Rick Moran
The months long teasing by Newt Gingrich about his plans for the 2008 presidential campaign is over.

The former Speaker of the House announced through a spokesman that he will not be running:

"Newt is not running," spokesman Rick Tyler said. "It is legally impermissible for him to continue on as chairman of American Solutions (for Winning the Future) and to explore a campaign for president."

Gingrich decided "to continue on raising the challenges America faces and finding solutions to those challenges" as the group's chairman, Tyler said, "rather than pursuing the presidency."

Over the past few months, Gingrich had stoked speculation he might enter the crowded GOP field, despite the seemingly insurmountable challenge of entering the race several months after the other Republicans have been running.

He noted that GOP voters, especially conservatives, remain unhappy with the candidates and acknowledged that the much-anticipated entry of former Tennessee Sen. Fred Thompson into the race had been bumpy.
There really never was much of a chance that Gingrich would have thrown his hat in the ring. The daunting task of raising tens of million of dollars along with the huge head start of the other candidates made a run virtually impossible. And despite the unhappiness of some conservatives with the uneven performance of Senator Fred Thompson so far, the former Tennessee Senator continues to do well in national polls. All of these factors combined to keep Newt on the sideliness in 2008.

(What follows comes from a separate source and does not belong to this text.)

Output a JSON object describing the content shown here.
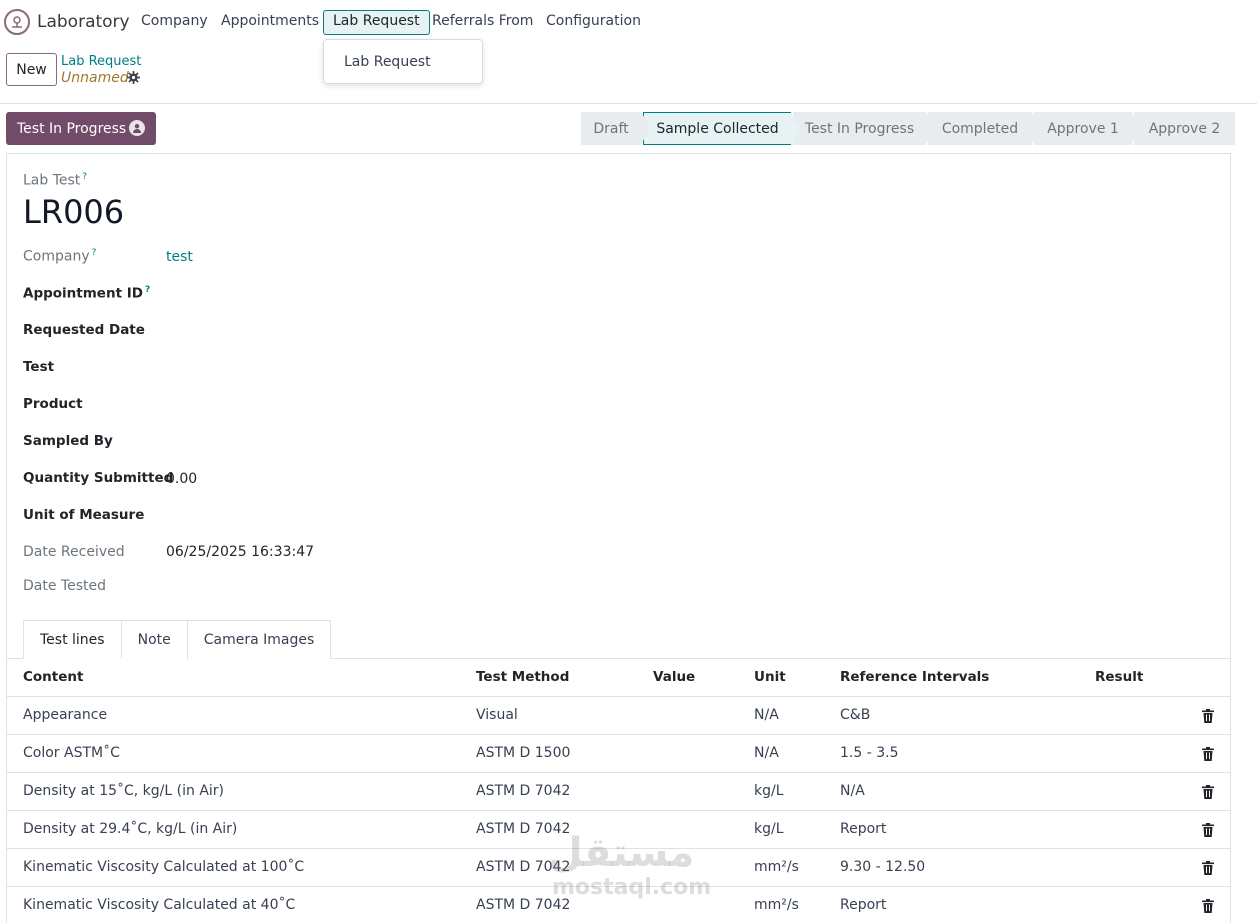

What about 2012? If a Democrat is elected president, Gingrich will have 4 years of his "Winning the Future" group and their highly visible efforts to reform government and politics behind him. How much good they will do is open to question. But few doubt that the group will serve as a nice platform for Gingrich to maintain a high profile in the media and among conservatives.

I wrote a piece more than
two years ago for AT on the reasons I think Newt shouldn't run.

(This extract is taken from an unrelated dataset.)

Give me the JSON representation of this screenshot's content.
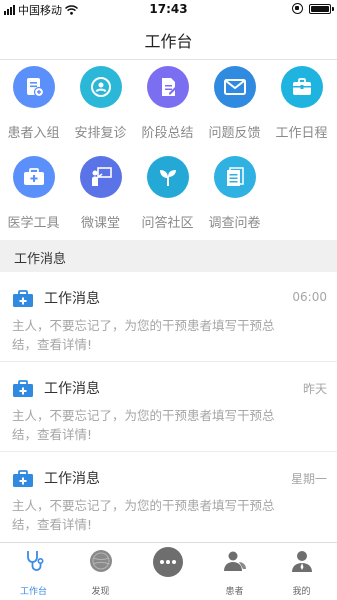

The months long teasing by Newt Gingrich about his plans for the 2008 presidential campaign is over.

The former Speaker of the House announced through a spokesman that he will not be running:

"Newt is not running," spokesman Rick Tyler said. "It is legally impermissible for him to continue on as chairman of American Solutions (for Winning the Future) and to explore a campaign for president."

Gingrich decided "to continue on raising the challenges America faces and finding solutions to those challenges" as the group's chairman, Tyler said, "rather than pursuing the presidency."

Over the past few months, Gingrich had stoked speculation he might enter the crowded GOP field, despite the seemingly insurmountable challenge of entering the race several months after the other Republicans have been running.

He noted that GOP voters, especially conservatives, remain unhappy with the candidates and acknowledged that the much-anticipated entry of former Tennessee Sen. Fred Thompson into the race had been bumpy.
There really never was much of a chance that Gingrich would have thrown his hat in the ring. The daunting task of raising tens of million of dollars along with the huge head start of the other candidates made a run virtually impossible. And despite the unhappiness of some conservatives with the uneven performance of Senator Fred Thompson so far, the former Tennessee Senator continues to do well in national polls. All of these factors combined to keep Newt on the sideliness in 2008.

What about 2012? If a Democrat is elected president, Gingrich will have 4 years of his "Winning the Future" group and their highly visible efforts to reform government and politics behind him. How much good they will do is open to question. But few doubt that the group will serve as a nice platform for Gingrich to maintain a high profile in the media and among conservatives.

I wrote a piece more than
two years ago for AT on the reasons I think Newt shouldn't run.